Yup, that’s right. I found a ‘Roughy’, or Rough-legged Hawk this morning. Actually, I first spotted this one hovering on Monday, however I could not ID by marks. Roughies are known for hovering while they hunt, so I had my suspicions. I went back this morning and managed to get a couple of (terrible) shots that were good enough to make and ID. Below is the ‘best’ shot of the lot.
Yay! My first Roughie! I hope it stays for the winter; I would like to drop by a few more times…
OK, I’ll admit it. My blog is stale. My rationalizing to avoid it has been working for a while (family addition, renovations, 500px, and G+, and the desire to produce larger more significant posts). Enough is enough. Time to raise this ship and keep it regular; twice a week is my initial goal. This is a bigger post, many may just be a short story about one or two images. My main goal is to share and have fun with it and not worry too much about stats.
Today’s post is about my trip to Point Pelee National Park in Ontario, Canada. If you like the outdoors, walking, biking, canoeing, or bird watching, this is a really good place to go.
The boardwalk snakes through the marsh providing walkers with great views of birds, fish, plants, and flowers. They also rent canoes allowing you really get out there and get close to the scenery. Canoeing was one of the highlights of the trip, for the whole family.
The boardwalk does a loop and returns where it started, near the lookout tower.
Frogs and other small critters abound here, however the real treat is bird watching.
Point Pelee is the gateway to the north for a lot of migratory birds. Every spring hundreds of different species fly through here on their way to their breeding and nesting grounds. The Fall season also offers good bird watching as the birds head back to their winter homes.
My visit was late Fall, so I didn’t get a lot of bird shots. Maybe next time.
Continuing towards the Tip of Point Pelee, there are nice beaches on both sides. This image is from the East side an a rather windy but warm October day.
My next trip to Point Pelee will be during the Spring migration, and I should have a few more bird photos to share then.
See you next time. Thanks for dropping by!
When I first moved out of Toronto into a more rural setting (I love the city, but I’m not a big fan of living there), this house was still maintained a bit. At that time plants were kept from devouring it whole. That was over 10 years ago.
I would love to show a before image, which would show the change more dramatically. Unfortunately, back then I wasn’t into photography. I guess there’s good advice for everyone; get out there and take more pictures. You never know when something interesting will no longer be there to photograph later.
OK, here’ my first Macro Monday post. We’ll call it my Flower Friday post too, since I missed it last week.
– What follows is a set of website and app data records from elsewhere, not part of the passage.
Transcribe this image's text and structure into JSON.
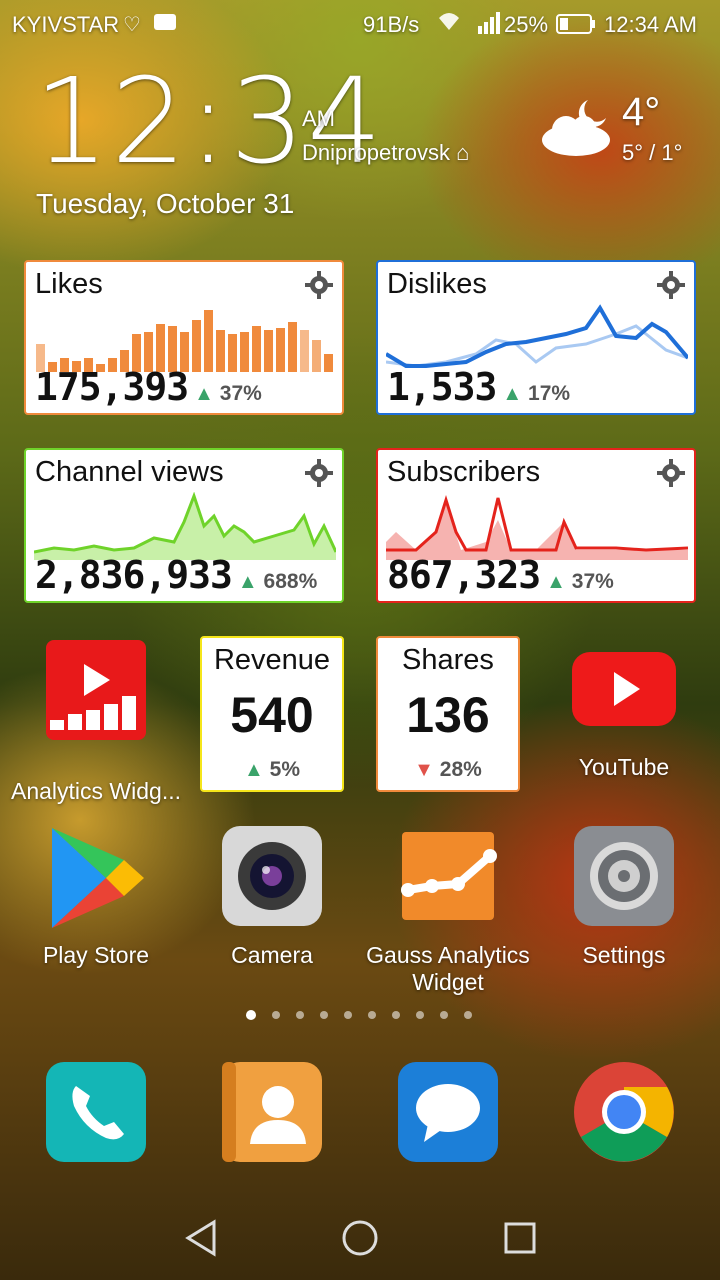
{
  "status_bar": {
    "carrier": "KYIVSTAR",
    "speed": "91B/s",
    "battery": "25%",
    "time": "12:34 AM"
  },
  "lockclock": {
    "time": "12:34",
    "ampm": "AM",
    "city": "Dnipropetrovsk",
    "date": "Tuesday, October 31",
    "temperature": "4°",
    "range": "5° / 1°"
  },
  "widgets": {
    "likes": {
      "title": "Likes",
      "value": "175,393",
      "change": "37%",
      "trend": "up",
      "color": "#f08a3c"
    },
    "dislikes": {
      "title": "Dislikes",
      "value": "1,533",
      "change": "17%",
      "trend": "up",
      "color": "#1f6fd8"
    },
    "views": {
      "title": "Channel views",
      "value": "2,836,933",
      "change": "688%",
      "trend": "up",
      "color": "#6fd32a"
    },
    "subscribers": {
      "title": "Subscribers",
      "value": "867,323",
      "change": "37%",
      "trend": "up",
      "color": "#e4231c"
    },
    "revenue": {
      "title": "Revenue",
      "value": "540",
      "change": "5%",
      "trend": "up",
      "color": "#f5e61a"
    },
    "shares": {
      "title": "Shares",
      "value": "136",
      "change": "28%",
      "trend": "down",
      "color": "#f08a3c"
    }
  },
  "apps": {
    "analytics_widget": "Analytics Widg...",
    "youtube": "YouTube",
    "play_store": "Play Store",
    "camera": "Camera",
    "gauss": "Gauss Analytics Widget",
    "settings": "Settings"
  },
  "dock": [
    "phone-icon",
    "contacts-icon",
    "messages-icon",
    "chrome-icon"
  ],
  "page_indicator": {
    "count": 10,
    "active": 1
  },
  "nav": [
    "back-button",
    "home-button",
    "recents-button"
  ]
}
I recently picked up a Canon EF35-80mm III lens which is a poor lens as-is. However, by removing the first three elements the lens becomes a pretty decent zoom macro lens. Of course there are some pretty big limitations; no auto focus and the working distance is not much more than an inch. Magnification varies from around 0.85x (35mm end) to 1.85x (80mm end). DOF is razor-thin and a very small aperture is mandatory for anything other than a perfectly flat object. Below are a couple of images that came out OK.
I took several shots of this flower before I realized there was a critter hiding on it! I have no idea what it is. The flower is Black Medic, a clover weed that is very common in my lawn. Shot with a Canon XTI at 80mm, f32, 0.6s, ISO100. Even at f32, the DOF is probably no more than a millimeter thick. Yikes!
This is an example at the 35mm end of the lens. The DOF makes it impossible to capture the entire flower in focus, so some creativity is needed to make the most of what’s available. Taken with a Canon XTI at 35mm, f22, 0.6s, at ISO100.
Overall, I’m very happy with this lens, considering it cost me nothing (a good friend gave it to me for repairing a bent CF pin on his DSLR). If you have to pay, I’ve seen them for $40-50. A bargain for what you can do with it. Enjoy!
It’s finally warming up in Ontario! The last of the snow melted out of my backyard yesterday.
This was in taken in February. Looking forward to green trees and ground again. The birds are venturing back. More and more things to photograph every day.
I’m just getting the hang of this Blog thingy, so venture back often as I get familiar with the tools and do more timely and thorough posts.